(In this example, the location was a brand new golf course with not a single mature tree to provide shade. I found a spot where I could shoot elevated above my clients, and by using a long lens (200mm) and compressing things a bit, I reduced the impact of the sky and kept my background constrained to the trees at the edge of the course in the distance.)

(Similarly, in this image, while not as harsh as sun gets sometimes, it was still fairly bright and I knew I could control the brightness of the field in post production more easily than I could the open sky. So I found a location where I could be higher than my clients to use these gorgeous grasses as a background.)

I think for many, the more traditional and knee jerk reaction is to fill the shadows in with flash. This has never really been my style; I always wanted a more natural, glowing feel to my portraits. But there’s certainly merit to that approach. If and when I use fill-flash, it’s always off-camera, and diffused with a tri-grip or shoot-through umbrella. If you want drama, and you’re handy with a flash, you can get a wonderfully rich blue sky with a powerful flash and a nice softbox on a monopod (especially with the new Pocket Wizards that dramatically increase your flash sync speed). If you’re not comfortable with that, the simpler option is to keep a reflector with you. If you’ve got an assistant with you, or a nice bridesmaid, you can keep the sun to the subject’s back and fill in judiciously with a nice soft white reflector.

Another option is to turn into the sun and use a handheld diffuser like the tri-grip to knock the harshness off and to allow your clients to relax their eyes. The tri-grip is especially handy because you can even flatten out spotty or dappled light, and knock down the harshest sun by keeping the reflector just over the subjects head (and out of frame). *Bonus ninja points if you can hold the tri-grip in one hand and the camera in the other*

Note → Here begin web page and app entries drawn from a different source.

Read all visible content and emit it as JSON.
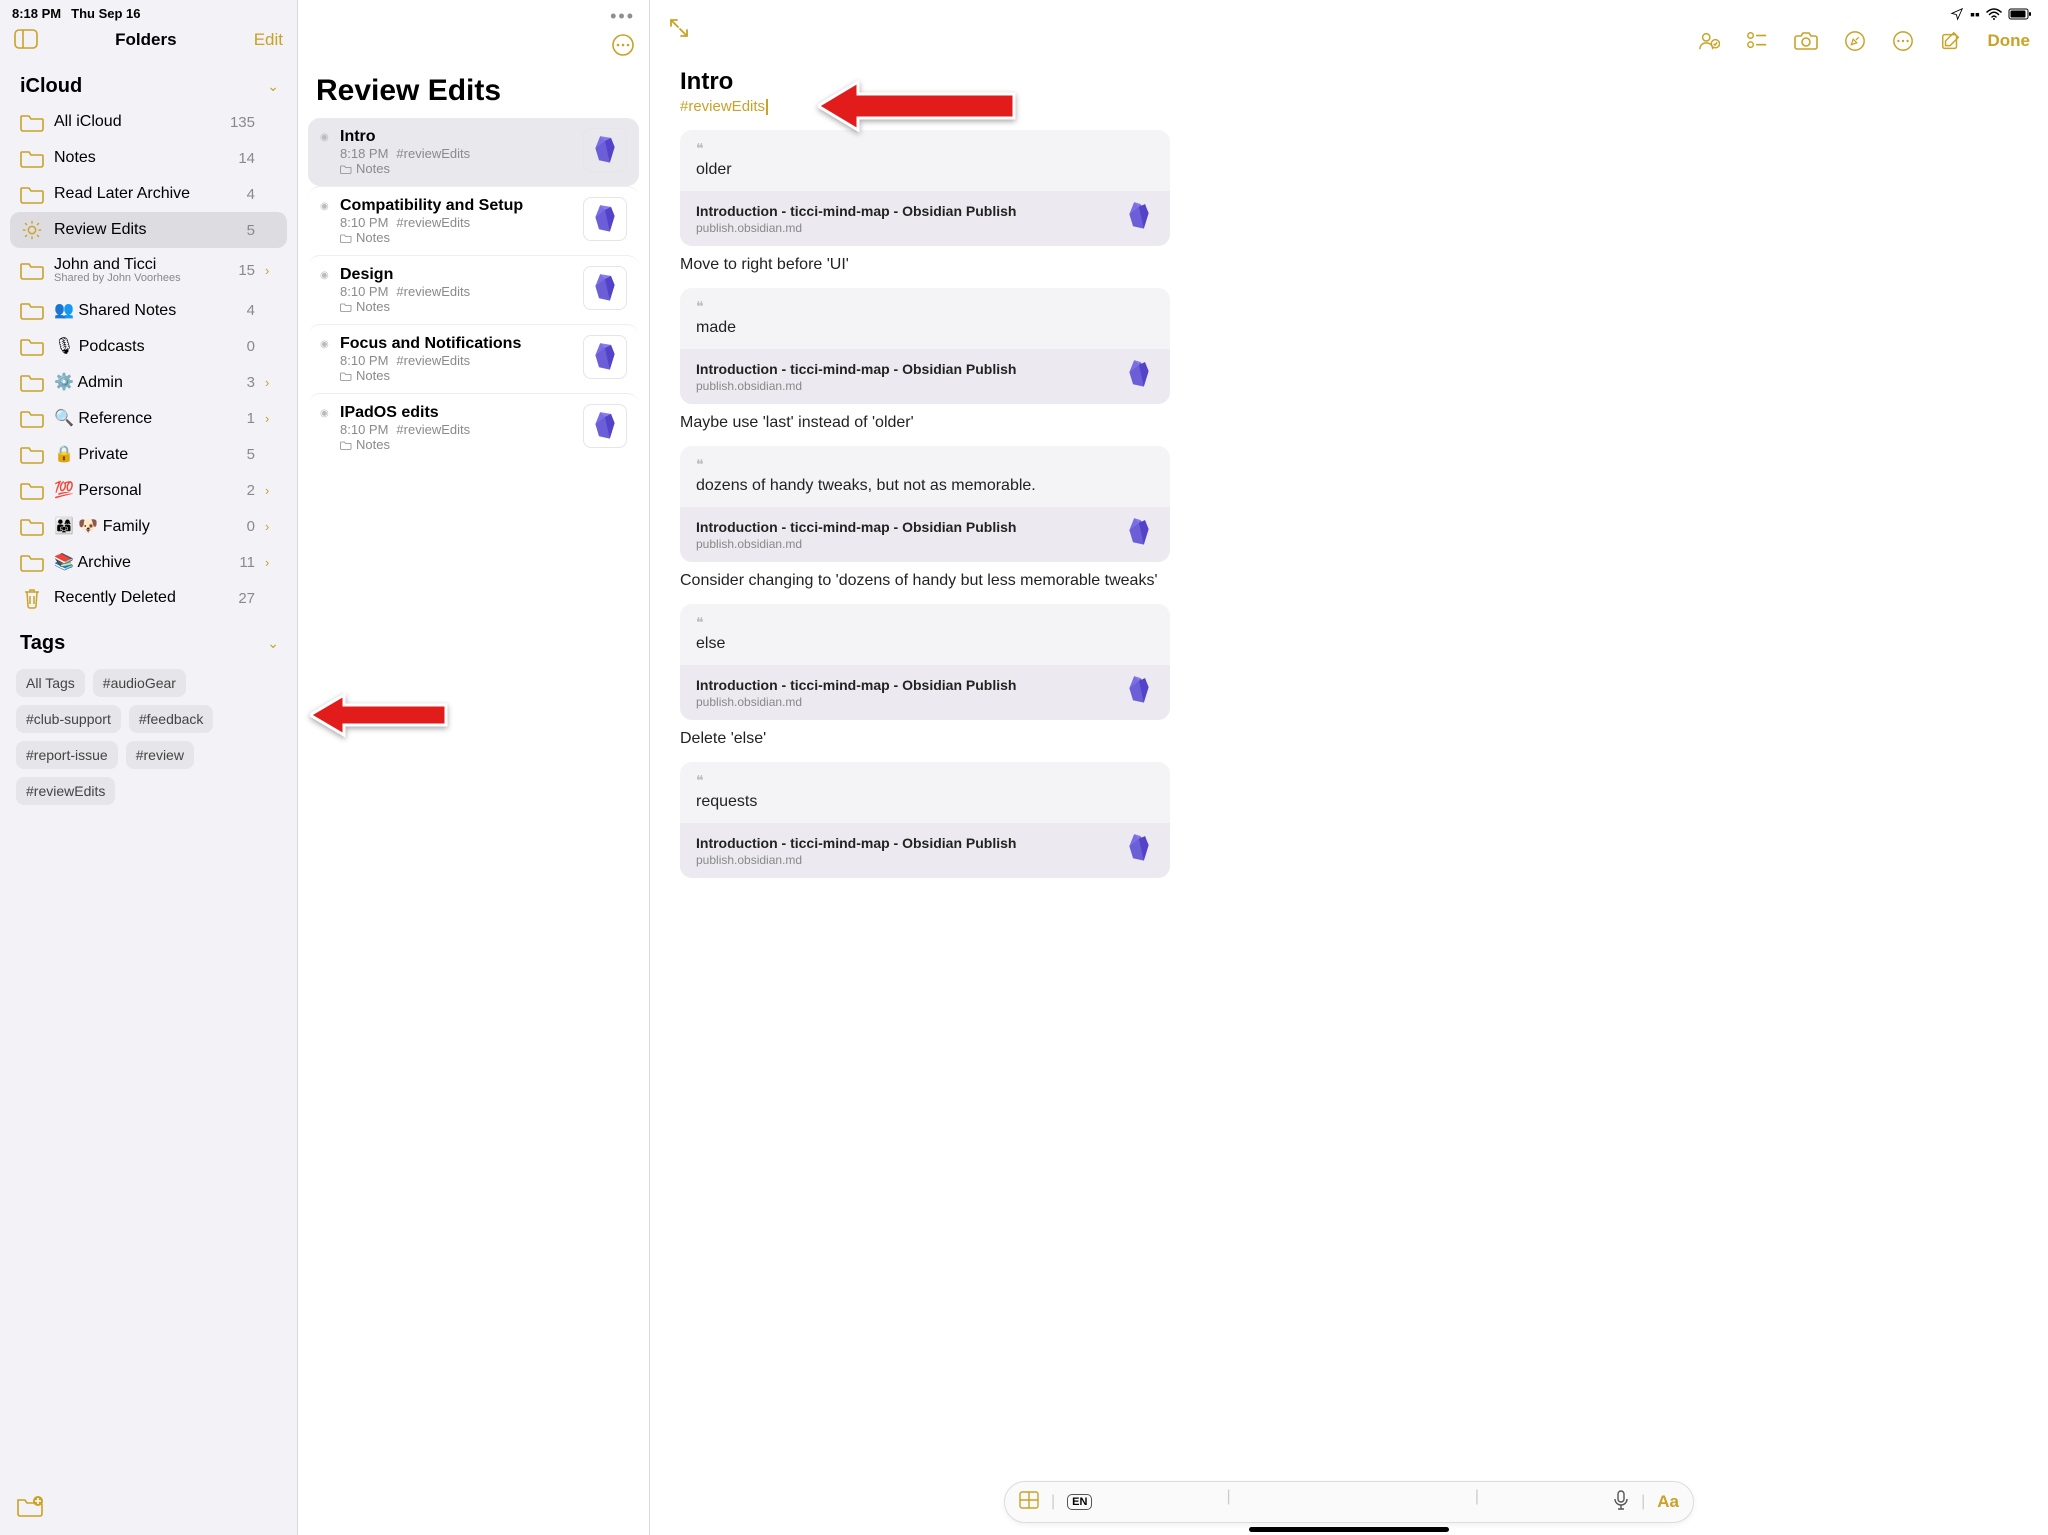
{
  "statusbar": {
    "time": "8:18 PM",
    "date": "Thu Sep 16"
  },
  "sidebar": {
    "title": "Folders",
    "edit": "Edit",
    "section_icloud": "iCloud",
    "section_tags": "Tags",
    "folders": [
      {
        "name": "All iCloud",
        "count": "135",
        "icon": "folder",
        "chev": false
      },
      {
        "name": "Notes",
        "count": "14",
        "icon": "folder",
        "chev": false
      },
      {
        "name": "Read Later Archive",
        "count": "4",
        "icon": "folder",
        "chev": false
      },
      {
        "name": "Review Edits",
        "count": "5",
        "icon": "gear",
        "chev": false,
        "selected": true
      },
      {
        "name": "John and Ticci",
        "sub": "Shared by John Voorhees",
        "count": "15",
        "icon": "folder",
        "chev": true
      },
      {
        "name": "👥 Shared Notes",
        "count": "4",
        "icon": "folder",
        "chev": false
      },
      {
        "name": "🎙 Podcasts",
        "count": "0",
        "icon": "folder",
        "chev": false
      },
      {
        "name": "⚙️ Admin",
        "count": "3",
        "icon": "folder",
        "chev": true
      },
      {
        "name": "🔍 Reference",
        "count": "1",
        "icon": "folder",
        "chev": true
      },
      {
        "name": "🔒 Private",
        "count": "5",
        "icon": "folder",
        "chev": false
      },
      {
        "name": "💯 Personal",
        "count": "2",
        "icon": "folder",
        "chev": true
      },
      {
        "name": "👨‍👩‍👧 🐶 Family",
        "count": "0",
        "icon": "folder",
        "chev": true
      },
      {
        "name": "📚 Archive",
        "count": "11",
        "icon": "folder",
        "chev": true
      },
      {
        "name": "Recently Deleted",
        "count": "27",
        "icon": "trash",
        "chev": false
      }
    ],
    "tags": [
      "All Tags",
      "#audioGear",
      "#club-support",
      "#feedback",
      "#report-issue",
      "#review",
      "#reviewEdits"
    ]
  },
  "notelist": {
    "title": "Review Edits",
    "items": [
      {
        "title": "Intro",
        "time": "8:18 PM",
        "tag": "#reviewEdits",
        "folder": "Notes",
        "selected": true
      },
      {
        "title": "Compatibility and Setup",
        "time": "8:10 PM",
        "tag": "#reviewEdits",
        "folder": "Notes"
      },
      {
        "title": "Design",
        "time": "8:10 PM",
        "tag": "#reviewEdits",
        "folder": "Notes"
      },
      {
        "title": "Focus and Notifications",
        "time": "8:10 PM",
        "tag": "#reviewEdits",
        "folder": "Notes"
      },
      {
        "title": "IPadOS edits",
        "time": "8:10 PM",
        "tag": "#reviewEdits",
        "folder": "Notes"
      }
    ]
  },
  "editor": {
    "done": "Done",
    "title": "Intro",
    "tag": "#reviewEdits",
    "link_title": "Introduction - ticci-mind-map - Obsidian Publish",
    "link_url": "publish.obsidian.md",
    "blocks": [
      {
        "quote": "older",
        "comment": "Move to right before 'UI'"
      },
      {
        "quote": "made",
        "comment": "Maybe use 'last' instead of 'older'"
      },
      {
        "quote": "dozens of handy tweaks, but not as memorable.",
        "comment": "Consider changing to 'dozens of handy but less memorable tweaks'"
      },
      {
        "quote": "else",
        "comment": "Delete 'else'"
      },
      {
        "quote": "requests",
        "comment": ""
      }
    ]
  },
  "keyboard": {
    "lang": "EN",
    "format": "Aa"
  }
}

(Even though this looks like evening light – this is hardcore harsh mid-day sun. I was given a 5’x5′ working area by the venue coordinator and was forced to use the tri-grip to soften things up. My assistant held the tri-grip just out of the frame to the upper left, directly over the clients, allowing them to open their eyes and relax a bit. By shooting tight and elevating slightly again, I kept the background distraction to a minimum and stayed true to the feel I was looking to achieve.)

Hopefully these examples help you problem-solve in a pinch. Keep the conversation going by sharing your ideas in the comments. The only “right” solution is the one that works for you, and best fits your style!

About Ned Jackson

Ned Jackson is a Boston based photographer who has been photographing weddings in New England since 2003, building his business organically by focusing on strong client relationships and creating classic, clean and timeless imagery. Originally a teacher, Ned enjoys connecting with the photography community and sharing ideas with peers around the country. Ned is a featured photographer of Pinhole Pro, a member of The Best of Wedding Photography and has been a speaker at the Pictage PartnerCon and InspireBoston. He lives North of Boston with his wife Amanda, son Nate and their dog Jake.

The NEW ShootQ is Complimentary while in Beta mode for the next few months.  Enjoy!
The NEW ShootQ is Complimentary while in Beta mode for the next few months.  Enjoy!